» Supplied material:
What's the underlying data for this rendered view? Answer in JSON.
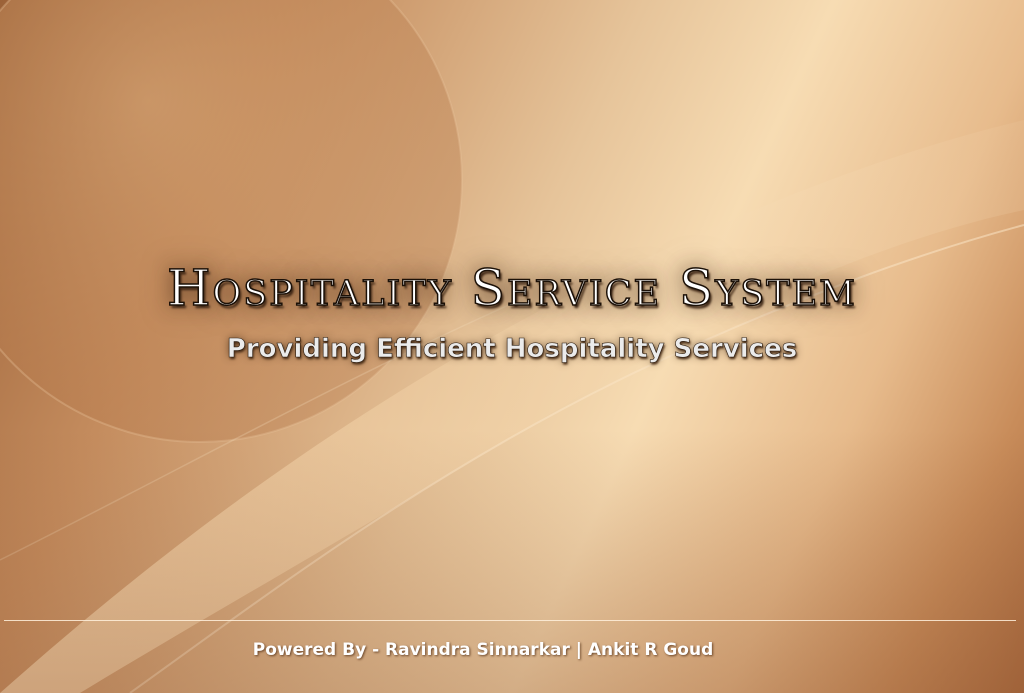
{
  "splash": {
    "title": "Hospitality Service System",
    "subtitle": "Providing Efficient Hospitality Services",
    "footer": "Powered By - Ravindra Sinnarkar | Ankit R Goud"
  },
  "colors": {
    "background_dark": "#9c6238",
    "background_light": "#f7dcb3",
    "title_text": "#ffffff",
    "title_outline": "#1c1108",
    "subtitle_text": "#ebebeb",
    "footer_text": "#ffffff"
  }
}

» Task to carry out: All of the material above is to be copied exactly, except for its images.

» Exercise response:
What's the underlying data for this rendered view? Answer in JSON.
{
  "splash": {
    "title": "Hospitality Service System",
    "subtitle": "Providing Efficient Hospitality Services",
    "footer": "Powered By - Ravindra Sinnarkar | Ankit R Goud"
  },
  "colors": {
    "background_dark": "#9c6238",
    "background_light": "#f7dcb3",
    "title_text": "#ffffff",
    "title_outline": "#1c1108",
    "subtitle_text": "#ebebeb",
    "footer_text": "#ffffff"
  }
}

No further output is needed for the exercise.